We encourage everyone to submit your own comments on the water situation to both of the email addresses below. If they are submitted within 10 days of the hearing, which would be by Thursday, Aug. 22,  your comments will be included as an official part of the US Senate Committee on Commerce, Science and Transportation hearing record. Feel free to address how the lack of freshwater flowing down river has negatively impacted your business and our community’s economy.

sara_gibson@commerce.senate.gov and sean_houton@commerce.senate.gov


About 250 people from every portion of the county attended a media event Tuesday organized by the Apalachicola Riverkeeper.

An hour before the field hearing by the Senate Committee on Commerce, Science, and Transportation, the stairs to the front door of the county courthouse were packed tight with protestors. Passing vehicles honked horns in solidarity as the crowd chanted, “Save our river! Save our bay!” and “What do we want? Water!”

The landing at the top of the stairs was reserved for elected officials and it too was packed to standing room only with commissioners from Franklin and surrounding counties, Apalachicola’s mayor and city commission members from both Apalachicola and Carrabelle, and members of the legislative delegation.

As the faithful trickled in swelling the crowd, strains of country music, blues and reggae echoed across US 98. Many members of the throng waved handmade protest signs. About a dozen members of the press filmed the protest or snapped pictures of the scene.

A dozen speakers kicked off with County Commissioner Smokey Parrish who welcomed members of the Senate and the crowd “on behalf of Apalachicola River and Bay.” He called for change to, “sustain our culture, heritage and history.”

He introduced State Senator Bill Montford (D-Blountstown) who gave one of the most stirring speeches of the event. “Right is right and wrong is wrong and what we have done to the Apalachicola River and Bay is wrong,” he said, describing the bay as a “God-given gift” unique in the world.

“We want our fair share of water and a little more,” he told a cheering crowd.

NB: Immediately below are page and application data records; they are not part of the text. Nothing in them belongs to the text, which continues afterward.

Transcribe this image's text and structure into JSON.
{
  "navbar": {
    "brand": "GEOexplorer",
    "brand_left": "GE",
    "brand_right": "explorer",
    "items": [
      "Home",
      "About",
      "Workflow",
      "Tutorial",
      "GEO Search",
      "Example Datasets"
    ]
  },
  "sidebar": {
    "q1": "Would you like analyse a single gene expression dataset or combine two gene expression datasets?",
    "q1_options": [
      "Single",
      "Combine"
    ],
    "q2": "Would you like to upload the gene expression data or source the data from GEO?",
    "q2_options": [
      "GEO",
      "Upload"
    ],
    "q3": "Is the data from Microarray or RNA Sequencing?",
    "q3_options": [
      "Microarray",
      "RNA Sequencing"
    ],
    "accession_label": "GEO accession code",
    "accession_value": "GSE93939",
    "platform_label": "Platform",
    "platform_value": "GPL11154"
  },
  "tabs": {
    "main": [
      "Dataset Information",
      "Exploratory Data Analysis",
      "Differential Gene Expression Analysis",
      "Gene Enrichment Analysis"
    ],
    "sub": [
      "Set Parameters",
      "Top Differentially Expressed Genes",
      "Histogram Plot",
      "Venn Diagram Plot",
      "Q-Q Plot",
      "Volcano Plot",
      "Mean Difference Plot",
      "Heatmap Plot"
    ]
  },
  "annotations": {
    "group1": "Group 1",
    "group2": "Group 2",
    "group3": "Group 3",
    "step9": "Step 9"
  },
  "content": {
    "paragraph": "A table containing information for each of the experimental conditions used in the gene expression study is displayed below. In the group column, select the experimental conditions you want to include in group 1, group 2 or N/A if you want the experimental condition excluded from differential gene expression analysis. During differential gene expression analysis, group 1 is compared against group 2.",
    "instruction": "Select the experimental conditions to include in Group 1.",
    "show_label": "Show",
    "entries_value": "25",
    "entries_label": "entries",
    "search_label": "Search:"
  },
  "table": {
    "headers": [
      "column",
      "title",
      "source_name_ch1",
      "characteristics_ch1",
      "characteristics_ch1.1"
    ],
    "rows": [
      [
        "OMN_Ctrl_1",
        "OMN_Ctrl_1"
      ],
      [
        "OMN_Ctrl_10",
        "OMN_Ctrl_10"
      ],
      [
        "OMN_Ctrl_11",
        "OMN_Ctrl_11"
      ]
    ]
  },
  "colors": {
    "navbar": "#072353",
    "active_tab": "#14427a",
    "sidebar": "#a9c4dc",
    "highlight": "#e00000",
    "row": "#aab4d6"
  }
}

Montford was followed by Apalachicola Mayor Van Johnson who spoke eloquently on the destruction of the bay ecosystem.

He said the people of the county have been forced to, “helplessly watch the destruction of a resource capable of sustaining and providing employment.” He criticized Atlanta’s “unprincipled thirst brought on by a lack of planning and unbridled growth.”

“The lack of action in Washington, including the Supreme Court, is more offensive than the withholding of water from our river,” said Johnson.

Next was a surprise visit from State Senator Aaron Bean (R-Fernandina Beach), who is vacationing on St. George Island with 36 family members, including his brother Mason Bean. He said this is the 14th year for the “Cool Beans family reunion.”

“There is something special here that’s worth fighting for. It is a humongous deal that the Senate would move their committee meeting to this little town,” he said. “I have to be a realist and tell you that this is just the first step. People up north will hear about this and ask ‘What’s the big deal?’”

Bean urged the crowd to keep pushing and to post their demands on social media. “Georgia will not roll over on this,” he warned after the rally.

He said he was invited to attend the hearing but,”I gave my seat to somebody who has a family and makes a living on the bay. He has a stronger voice.”

Bean was followed by Carrabelle City Commissioner Cal Allen who reminded the crowd that a recent study from Florida State University showed 90 percent of gag grouper harvested in the Gulf begin life in the Apalachicola estuary. County Commissioner Pinki Jackel and Chad Taylor from the Riparian County Stakeholder coalition expressed solidarity, followed by County Commissioner Noah Lockley.

Himself an oysterman, Lockley said, “In the beginning, God made a perfect world. Now we must come together to get this fixed. We’re taking it all the way to Washington so they might as well get ready.”

The Rev. John Sink of Eastpoint spoke in the form of a prayer. “God hears our prayers. We want our legislators to hear them too,” he said.

The last speaker was Halsey Beshears (R-Monticello) who apologized for being delayed and promised not to give up on the fight to save the river.

During the rally, the Riverkeeper collected several hundred signatures on a petition to present to the Senate pleading for additional water to save Apalachicola Bay.